Data section:
<<<<

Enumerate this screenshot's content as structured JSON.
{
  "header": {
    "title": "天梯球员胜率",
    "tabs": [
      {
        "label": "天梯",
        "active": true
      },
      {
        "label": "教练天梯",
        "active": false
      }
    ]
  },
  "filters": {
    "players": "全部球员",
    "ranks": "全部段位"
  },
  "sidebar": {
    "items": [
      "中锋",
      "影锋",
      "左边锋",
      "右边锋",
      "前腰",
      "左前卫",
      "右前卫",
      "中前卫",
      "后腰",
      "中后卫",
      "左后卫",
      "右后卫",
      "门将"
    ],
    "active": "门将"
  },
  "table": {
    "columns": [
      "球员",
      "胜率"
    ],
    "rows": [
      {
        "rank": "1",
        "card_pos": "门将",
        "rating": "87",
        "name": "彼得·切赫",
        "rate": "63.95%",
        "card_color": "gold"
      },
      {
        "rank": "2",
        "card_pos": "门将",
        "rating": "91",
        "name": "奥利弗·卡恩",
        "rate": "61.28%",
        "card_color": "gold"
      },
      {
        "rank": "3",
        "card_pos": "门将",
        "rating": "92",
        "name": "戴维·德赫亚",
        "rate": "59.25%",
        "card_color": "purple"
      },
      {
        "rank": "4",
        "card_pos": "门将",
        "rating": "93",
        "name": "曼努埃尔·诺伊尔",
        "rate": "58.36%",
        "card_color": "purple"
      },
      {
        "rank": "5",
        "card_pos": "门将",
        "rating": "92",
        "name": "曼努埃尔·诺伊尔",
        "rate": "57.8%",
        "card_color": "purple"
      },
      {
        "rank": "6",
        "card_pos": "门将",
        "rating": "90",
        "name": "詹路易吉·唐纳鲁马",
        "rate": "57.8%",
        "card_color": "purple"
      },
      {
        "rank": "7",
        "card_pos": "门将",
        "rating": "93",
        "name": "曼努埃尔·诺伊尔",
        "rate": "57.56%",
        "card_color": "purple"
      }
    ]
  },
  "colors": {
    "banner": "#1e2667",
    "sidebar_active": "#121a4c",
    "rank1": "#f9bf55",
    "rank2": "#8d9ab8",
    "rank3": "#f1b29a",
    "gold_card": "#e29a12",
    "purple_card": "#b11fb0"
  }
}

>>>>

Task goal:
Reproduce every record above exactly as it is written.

Worked solution:
Enumerate this screenshot's content as structured JSON.
{
  "header": {
    "title": "天梯球员胜率",
    "tabs": [
      {
        "label": "天梯",
        "active": true
      },
      {
        "label": "教练天梯",
        "active": false
      }
    ]
  },
  "filters": {
    "players": "全部球员",
    "ranks": "全部段位"
  },
  "sidebar": {
    "items": [
      "中锋",
      "影锋",
      "左边锋",
      "右边锋",
      "前腰",
      "左前卫",
      "右前卫",
      "中前卫",
      "后腰",
      "中后卫",
      "左后卫",
      "右后卫",
      "门将"
    ],
    "active": "门将"
  },
  "table": {
    "columns": [
      "球员",
      "胜率"
    ],
    "rows": [
      {
        "rank": "1",
        "card_pos": "门将",
        "rating": "87",
        "name": "彼得·切赫",
        "rate": "63.95%",
        "card_color": "gold"
      },
      {
        "rank": "2",
        "card_pos": "门将",
        "rating": "91",
        "name": "奥利弗·卡恩",
        "rate": "61.28%",
        "card_color": "gold"
      },
      {
        "rank": "3",
        "card_pos": "门将",
        "rating": "92",
        "name": "戴维·德赫亚",
        "rate": "59.25%",
        "card_color": "purple"
      },
      {
        "rank": "4",
        "card_pos": "门将",
        "rating": "93",
        "name": "曼努埃尔·诺伊尔",
        "rate": "58.36%",
        "card_color": "purple"
      },
      {
        "rank": "5",
        "card_pos": "门将",
        "rating": "92",
        "name": "曼努埃尔·诺伊尔",
        "rate": "57.8%",
        "card_color": "purple"
      },
      {
        "rank": "6",
        "card_pos": "门将",
        "rating": "90",
        "name": "詹路易吉·唐纳鲁马",
        "rate": "57.8%",
        "card_color": "purple"
      },
      {
        "rank": "7",
        "card_pos": "门将",
        "rating": "93",
        "name": "曼努埃尔·诺伊尔",
        "rate": "57.56%",
        "card_color": "purple"
      }
    ]
  },
  "colors": {
    "banner": "#1e2667",
    "sidebar_active": "#121a4c",
    "rank1": "#f9bf55",
    "rank2": "#8d9ab8",
    "rank3": "#f1b29a",
    "gold_card": "#e29a12",
    "purple_card": "#b11fb0"
  }
}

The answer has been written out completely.